“Kowai mono nante nai … bokura wa mou hitori janaiiiiiiiii!!!”
I dropped the microphone from my mouth … then bowed my head and threw my hands up in the air.
The audience burst into applause.
… polite applause.
My rendition of “RPG” by Sekai No Owari — a Japanese band — was terrible.
I knew it.
They knew it.
But hey, it was a karaoke party.
Hosted by the mums from the Japanese mother’s group I take my kids to.
And I was the only foreigner there — and they liked me — so they were cutting me a break.
(Or maybe it was that I actually am awesome, but I don’t think that was it.)
Anyway, last night was fun.
Lotsa pizza, Japanese snacks and laughs.
But over dinner, yet again, I faced one of the most common questions I get from those mums:
“How did you get so good at Japanese if you’ve never lived there?”
I mean, I’ve passed the top level of the JLPT (the official Japanese proficiency test), which qualifies me to work in Japan.
I can hold my own in Japanese pretty easily.
And I’m even raising my kids to speak it.
For the past 5 years …
I have lived as much of my life as possible in Japanese.
I started only listening to Japanese music.
I only watch Japanese TV shows.
I played Japanese conversations from YouTube in the background as I did other tasks.
I made Japanese friends and messaged them all the time.
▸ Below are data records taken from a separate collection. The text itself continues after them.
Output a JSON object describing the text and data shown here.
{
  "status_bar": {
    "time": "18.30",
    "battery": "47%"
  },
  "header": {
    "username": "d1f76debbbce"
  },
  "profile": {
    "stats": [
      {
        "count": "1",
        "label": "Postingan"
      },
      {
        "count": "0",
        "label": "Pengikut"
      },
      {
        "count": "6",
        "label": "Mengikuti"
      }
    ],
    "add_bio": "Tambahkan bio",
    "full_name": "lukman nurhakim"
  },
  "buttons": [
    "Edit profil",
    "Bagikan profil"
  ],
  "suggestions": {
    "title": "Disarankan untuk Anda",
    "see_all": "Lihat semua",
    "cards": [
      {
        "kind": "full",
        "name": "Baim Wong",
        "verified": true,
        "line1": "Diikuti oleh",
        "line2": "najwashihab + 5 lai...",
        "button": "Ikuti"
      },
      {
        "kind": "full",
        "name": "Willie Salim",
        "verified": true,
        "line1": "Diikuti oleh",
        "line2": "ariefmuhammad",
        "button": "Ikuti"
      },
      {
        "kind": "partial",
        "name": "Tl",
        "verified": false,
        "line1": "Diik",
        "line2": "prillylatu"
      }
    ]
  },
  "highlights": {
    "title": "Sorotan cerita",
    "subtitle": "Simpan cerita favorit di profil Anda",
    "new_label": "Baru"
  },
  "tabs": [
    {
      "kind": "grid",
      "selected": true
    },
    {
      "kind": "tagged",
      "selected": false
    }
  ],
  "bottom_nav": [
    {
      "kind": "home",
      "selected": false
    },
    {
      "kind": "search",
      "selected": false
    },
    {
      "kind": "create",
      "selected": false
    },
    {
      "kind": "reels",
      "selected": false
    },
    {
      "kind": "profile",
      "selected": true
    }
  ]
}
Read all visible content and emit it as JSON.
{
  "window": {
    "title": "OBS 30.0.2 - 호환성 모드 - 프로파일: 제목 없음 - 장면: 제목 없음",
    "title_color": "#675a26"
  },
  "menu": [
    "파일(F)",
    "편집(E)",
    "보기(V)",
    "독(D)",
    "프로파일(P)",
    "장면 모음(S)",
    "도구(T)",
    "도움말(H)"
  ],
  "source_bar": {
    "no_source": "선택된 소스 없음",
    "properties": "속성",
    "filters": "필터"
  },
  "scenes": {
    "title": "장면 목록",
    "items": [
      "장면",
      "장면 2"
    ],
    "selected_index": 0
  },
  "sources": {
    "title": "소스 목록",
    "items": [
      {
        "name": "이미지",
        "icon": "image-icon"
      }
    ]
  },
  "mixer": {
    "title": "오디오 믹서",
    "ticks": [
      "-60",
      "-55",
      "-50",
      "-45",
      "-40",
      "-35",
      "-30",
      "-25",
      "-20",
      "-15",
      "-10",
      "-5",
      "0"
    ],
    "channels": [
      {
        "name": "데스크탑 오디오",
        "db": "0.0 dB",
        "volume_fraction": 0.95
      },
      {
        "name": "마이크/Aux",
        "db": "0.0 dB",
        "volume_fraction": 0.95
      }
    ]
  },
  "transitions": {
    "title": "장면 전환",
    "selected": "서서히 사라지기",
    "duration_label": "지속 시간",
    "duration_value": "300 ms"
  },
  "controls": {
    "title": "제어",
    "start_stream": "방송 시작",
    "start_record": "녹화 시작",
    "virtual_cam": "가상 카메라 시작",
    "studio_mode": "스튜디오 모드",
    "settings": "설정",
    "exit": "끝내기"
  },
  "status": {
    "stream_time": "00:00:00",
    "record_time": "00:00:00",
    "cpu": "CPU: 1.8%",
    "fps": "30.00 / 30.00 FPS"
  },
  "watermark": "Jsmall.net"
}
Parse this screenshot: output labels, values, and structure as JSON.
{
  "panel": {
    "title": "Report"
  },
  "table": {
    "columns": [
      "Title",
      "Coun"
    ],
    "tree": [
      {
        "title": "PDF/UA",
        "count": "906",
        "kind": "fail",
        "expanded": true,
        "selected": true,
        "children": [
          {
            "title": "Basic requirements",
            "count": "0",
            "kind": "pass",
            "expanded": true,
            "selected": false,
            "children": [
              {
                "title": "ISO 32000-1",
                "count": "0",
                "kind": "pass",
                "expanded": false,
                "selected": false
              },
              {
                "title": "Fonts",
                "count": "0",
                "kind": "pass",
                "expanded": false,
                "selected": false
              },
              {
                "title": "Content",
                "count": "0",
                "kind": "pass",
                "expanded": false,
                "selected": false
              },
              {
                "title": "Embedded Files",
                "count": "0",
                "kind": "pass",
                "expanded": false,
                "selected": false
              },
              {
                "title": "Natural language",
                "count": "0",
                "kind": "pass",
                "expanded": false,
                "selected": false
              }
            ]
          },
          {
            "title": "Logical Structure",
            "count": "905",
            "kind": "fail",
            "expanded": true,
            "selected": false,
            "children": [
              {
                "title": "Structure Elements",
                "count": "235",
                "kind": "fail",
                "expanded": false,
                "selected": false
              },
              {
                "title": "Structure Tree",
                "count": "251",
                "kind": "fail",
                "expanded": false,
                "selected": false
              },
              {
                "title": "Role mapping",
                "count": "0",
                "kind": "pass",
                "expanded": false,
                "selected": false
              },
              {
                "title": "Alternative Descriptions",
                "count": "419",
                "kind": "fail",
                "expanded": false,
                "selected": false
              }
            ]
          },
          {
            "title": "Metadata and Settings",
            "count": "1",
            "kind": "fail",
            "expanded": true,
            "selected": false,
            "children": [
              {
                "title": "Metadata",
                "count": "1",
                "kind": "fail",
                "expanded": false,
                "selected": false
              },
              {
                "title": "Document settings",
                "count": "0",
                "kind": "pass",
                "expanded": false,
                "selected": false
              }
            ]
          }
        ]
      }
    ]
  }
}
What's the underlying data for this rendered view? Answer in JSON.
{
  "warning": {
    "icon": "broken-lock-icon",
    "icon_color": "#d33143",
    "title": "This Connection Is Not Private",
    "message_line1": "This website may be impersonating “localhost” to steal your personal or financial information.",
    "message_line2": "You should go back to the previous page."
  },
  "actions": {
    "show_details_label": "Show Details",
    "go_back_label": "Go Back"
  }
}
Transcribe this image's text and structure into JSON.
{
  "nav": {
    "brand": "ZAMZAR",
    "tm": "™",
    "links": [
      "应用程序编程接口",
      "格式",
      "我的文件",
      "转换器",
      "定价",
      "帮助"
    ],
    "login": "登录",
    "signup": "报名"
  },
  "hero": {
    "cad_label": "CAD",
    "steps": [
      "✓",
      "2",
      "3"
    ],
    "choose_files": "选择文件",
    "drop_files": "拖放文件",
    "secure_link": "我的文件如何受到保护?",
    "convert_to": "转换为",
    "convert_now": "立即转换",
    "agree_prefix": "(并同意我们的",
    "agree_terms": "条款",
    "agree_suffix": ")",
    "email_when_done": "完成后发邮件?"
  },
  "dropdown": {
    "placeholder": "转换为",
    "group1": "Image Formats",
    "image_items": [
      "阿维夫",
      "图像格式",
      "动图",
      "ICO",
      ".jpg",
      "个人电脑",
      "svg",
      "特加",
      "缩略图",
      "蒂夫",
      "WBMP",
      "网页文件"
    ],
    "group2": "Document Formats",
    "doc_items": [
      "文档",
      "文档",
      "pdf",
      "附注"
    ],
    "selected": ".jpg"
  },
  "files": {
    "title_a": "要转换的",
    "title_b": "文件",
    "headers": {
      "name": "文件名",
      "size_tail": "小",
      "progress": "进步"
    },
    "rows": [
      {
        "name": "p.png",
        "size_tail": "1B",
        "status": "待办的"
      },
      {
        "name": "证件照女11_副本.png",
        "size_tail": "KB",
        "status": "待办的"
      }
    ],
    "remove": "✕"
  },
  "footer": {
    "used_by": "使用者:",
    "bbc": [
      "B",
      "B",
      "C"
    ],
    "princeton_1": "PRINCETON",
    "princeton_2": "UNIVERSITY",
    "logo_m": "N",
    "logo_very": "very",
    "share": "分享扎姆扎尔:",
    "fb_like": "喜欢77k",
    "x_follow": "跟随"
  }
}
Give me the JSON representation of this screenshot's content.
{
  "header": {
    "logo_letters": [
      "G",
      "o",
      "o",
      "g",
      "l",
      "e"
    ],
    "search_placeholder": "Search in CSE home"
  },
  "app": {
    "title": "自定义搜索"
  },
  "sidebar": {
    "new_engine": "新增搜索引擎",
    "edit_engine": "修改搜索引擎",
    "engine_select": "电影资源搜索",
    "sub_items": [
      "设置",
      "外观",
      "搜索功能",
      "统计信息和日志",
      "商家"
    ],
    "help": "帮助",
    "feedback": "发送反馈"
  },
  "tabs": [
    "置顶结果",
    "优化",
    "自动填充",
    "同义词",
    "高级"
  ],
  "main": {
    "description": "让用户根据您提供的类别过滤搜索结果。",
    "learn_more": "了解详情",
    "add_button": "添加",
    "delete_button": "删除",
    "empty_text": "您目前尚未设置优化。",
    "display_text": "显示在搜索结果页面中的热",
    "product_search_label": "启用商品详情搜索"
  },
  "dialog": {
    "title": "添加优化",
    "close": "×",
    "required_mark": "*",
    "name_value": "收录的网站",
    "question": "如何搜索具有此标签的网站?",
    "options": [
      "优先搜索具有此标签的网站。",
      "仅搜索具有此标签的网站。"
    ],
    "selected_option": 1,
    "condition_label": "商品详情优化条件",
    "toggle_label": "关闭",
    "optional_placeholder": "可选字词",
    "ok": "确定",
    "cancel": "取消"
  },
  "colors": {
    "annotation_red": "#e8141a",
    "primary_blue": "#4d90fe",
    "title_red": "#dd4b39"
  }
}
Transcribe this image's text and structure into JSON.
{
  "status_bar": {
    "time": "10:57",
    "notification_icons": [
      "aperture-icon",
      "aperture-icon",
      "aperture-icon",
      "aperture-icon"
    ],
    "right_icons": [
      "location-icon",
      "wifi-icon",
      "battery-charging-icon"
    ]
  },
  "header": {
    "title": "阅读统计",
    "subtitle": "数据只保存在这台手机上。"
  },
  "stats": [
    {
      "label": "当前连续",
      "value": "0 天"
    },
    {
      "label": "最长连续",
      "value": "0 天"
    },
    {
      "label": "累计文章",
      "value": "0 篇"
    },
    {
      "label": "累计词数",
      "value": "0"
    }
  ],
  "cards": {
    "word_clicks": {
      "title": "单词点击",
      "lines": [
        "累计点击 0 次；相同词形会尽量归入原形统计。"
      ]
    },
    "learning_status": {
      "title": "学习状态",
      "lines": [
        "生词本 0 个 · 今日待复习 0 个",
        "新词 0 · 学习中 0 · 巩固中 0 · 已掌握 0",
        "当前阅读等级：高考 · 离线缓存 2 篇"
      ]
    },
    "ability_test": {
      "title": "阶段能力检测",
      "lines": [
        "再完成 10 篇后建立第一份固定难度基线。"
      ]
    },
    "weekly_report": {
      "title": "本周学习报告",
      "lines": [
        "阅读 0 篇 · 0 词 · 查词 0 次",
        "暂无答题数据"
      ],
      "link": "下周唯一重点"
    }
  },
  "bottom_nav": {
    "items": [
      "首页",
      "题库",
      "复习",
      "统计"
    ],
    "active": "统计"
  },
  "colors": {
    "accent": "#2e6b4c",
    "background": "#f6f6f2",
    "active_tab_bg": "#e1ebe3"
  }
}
My phone and Mac OS are in Japanese (and they were long before I could understand it all … there were some stressful error messages in the early days).
And I’ve spent an average of 30-60 minutes a day for the past five years doing flashcards.
Unfortunately, there was no sexy hack.
It just required a lot of consistency and effort.
And one of my business dreams has long been to start “Japanese in One Year”, which would teach how I did it.
(I own the domain name and even have a cool logo and a sales page … but the idea itself is on the backburner for now.)
But I just gave you the gist of it there:
Show up … put in the hours … and don’t get discouraged.
The best part is, you can apply that same philosophy to whatever you want …
Including writing copy.
How do you get good at that?
You do it a lot.
Just like anything else.
That’s why I’m here, very tired from a late night at karaoke, writing you an email on my Sunday morning.
People ask how I got good.
What training did I take?
What books did I read?
Yes, that stuff is important.
But so is just putting in the work … and doing it more than anyone else.
No amount of training makes up for the hours at the keyboard, actually writing copy.
So, that is my simple tip if you want to get good at copywriting.
What if you don’t want to put in that time?
Simple: you just hire a copywriter who has, to do it for you.
That’s the point of freelance copywriters, after all.
If you’d like to apply to work with someone who’s done their time writing copy, and keeps showing up day after day to get better …
(Come on, you know what that says by now.)